POLITICAL flux. Is the ghost back to haunt India's relations with the world? The rout of the ruling BJP in three important state elections has dredged up this question again, that too at a sensitive juncture when New Delhi is embroiled in crucial diplomatic manoeuvres on many fronts. Will Pakistan gain strategic leverage in bilateral dialogue from a Centre perceived to be weaker than before? Is the US likely to put the brakes on any significant decision-making in talks on the proliferation issue? Is it now more difficult for the BJP to sign the Comprehensive Test Ban Treaty (CTBT)?
The Clinton administration, as it is wont, declined to comment on the BJP's electoral failure or even if it would affect the ongoing US-India talks. But an official did say that the election results were "probably an indication to the BJP that they should pay more attention to domestic rather than foreign policy issues."
In less official analyses, the poll results tend to be read as a 'correction', strengthening the view of India as a political entity with an inherent balance. "The elections show that India remains meta-stable," says India-watcher Stephen P. Cohen. "That is, the system itself contains countervailing forces which bring most policies—and political parties—back to the broad centre where most of the electorate is concentrated."

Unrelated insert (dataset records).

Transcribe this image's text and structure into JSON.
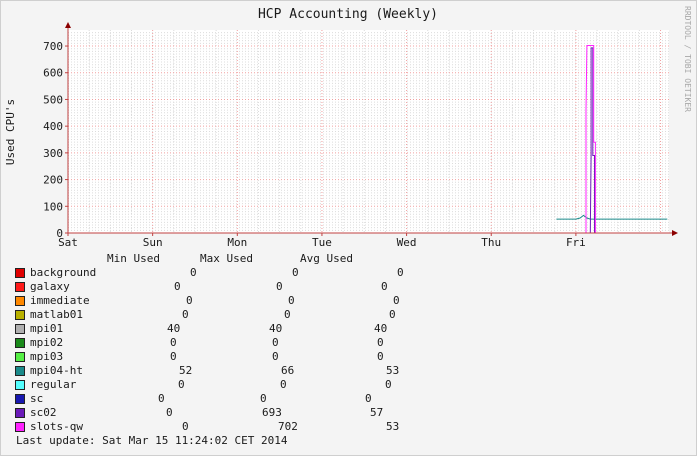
{
  "title": "HCP Accounting (Weekly)",
  "watermark": "RRDTOOL / TOBI OETIKER",
  "ylabel": "Used CPU's",
  "legend_header": {
    "min": "Min Used",
    "max": "Max Used",
    "avg": "Avg Used"
  },
  "legend": [
    {
      "name": "background",
      "color": "#e00000",
      "min": "0",
      "max": "0",
      "avg": "0"
    },
    {
      "name": "galaxy",
      "color": "#ff1a1a",
      "min": "0",
      "max": "0",
      "avg": "0"
    },
    {
      "name": "immediate",
      "color": "#ff8800",
      "min": "0",
      "max": "0",
      "avg": "0"
    },
    {
      "name": "matlab01",
      "color": "#b8b000",
      "min": "0",
      "max": "0",
      "avg": "0"
    },
    {
      "name": "mpi01",
      "color": "#b0b0b0",
      "min": "40",
      "max": "40",
      "avg": "40"
    },
    {
      "name": "mpi02",
      "color": "#1a8a1a",
      "min": "0",
      "max": "0",
      "avg": "0"
    },
    {
      "name": "mpi03",
      "color": "#55ee44",
      "min": "0",
      "max": "0",
      "avg": "0"
    },
    {
      "name": "mpi04-ht",
      "color": "#1a8a8a",
      "min": "52",
      "max": "66",
      "avg": "53"
    },
    {
      "name": "regular",
      "color": "#55ffff",
      "min": "0",
      "max": "0",
      "avg": "0"
    },
    {
      "name": "sc",
      "color": "#1818b0",
      "min": "0",
      "max": "0",
      "avg": "0"
    },
    {
      "name": "sc02",
      "color": "#6a1ab8",
      "min": "0",
      "max": "693",
      "avg": "57"
    },
    {
      "name": "slots-qw",
      "color": "#ff22ff",
      "min": "0",
      "max": "702",
      "avg": "53"
    }
  ],
  "last_update": "Last update: Sat Mar 15 11:24:02 CET 2014",
  "chart_data": {
    "type": "line",
    "title": "HCP Accounting (Weekly)",
    "ylabel": "Used CPU's",
    "xlabel": "",
    "categories": [
      "Sat",
      "Sun",
      "Mon",
      "Tue",
      "Wed",
      "Thu",
      "Fri"
    ],
    "ylim": [
      0,
      760
    ],
    "xlim": [
      0,
      7.1
    ],
    "yticks": [
      0,
      100,
      200,
      300,
      400,
      500,
      600,
      700
    ],
    "grid": true,
    "series": [
      {
        "name": "mpi04-ht",
        "color": "#1a8a8a",
        "points": [
          [
            5.77,
            52
          ],
          [
            6.0,
            52
          ],
          [
            6.05,
            56
          ],
          [
            6.09,
            66
          ],
          [
            6.13,
            56
          ],
          [
            6.17,
            52
          ],
          [
            7.08,
            52
          ]
        ]
      },
      {
        "name": "sc02",
        "color": "#6a1ab8",
        "points": [
          [
            6.15,
            0
          ],
          [
            6.17,
            0
          ],
          [
            6.18,
            290
          ],
          [
            6.18,
            693
          ],
          [
            6.2,
            693
          ],
          [
            6.2,
            290
          ],
          [
            6.22,
            290
          ],
          [
            6.22,
            0
          ],
          [
            6.24,
            0
          ]
        ]
      },
      {
        "name": "slots-qw",
        "color": "#ff22ff",
        "points": [
          [
            6.12,
            0
          ],
          [
            6.12,
            460
          ],
          [
            6.13,
            702
          ],
          [
            6.21,
            702
          ],
          [
            6.21,
            340
          ],
          [
            6.23,
            340
          ],
          [
            6.23,
            0
          ],
          [
            6.25,
            0
          ]
        ]
      }
    ]
  }
}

But, in the short term, this may mean that the US will just wait and watch. Says Cohen, recently appointed to the India/South Asia studies project at the Brookings Institution in Washington: "New Delhi will now be torn between moving towards the centre, where most of the votes are, or moving to a more confrontationist position vis-a-vis the US, which would please some of the activists. I can't begin to estimate which way they will move—perhaps in both directions at the same time."
On the signing of the CTBT, Cohen feels a government forced on the defensive is "likely to backtrack on several issues". Tere-sita C. Schaffer, for-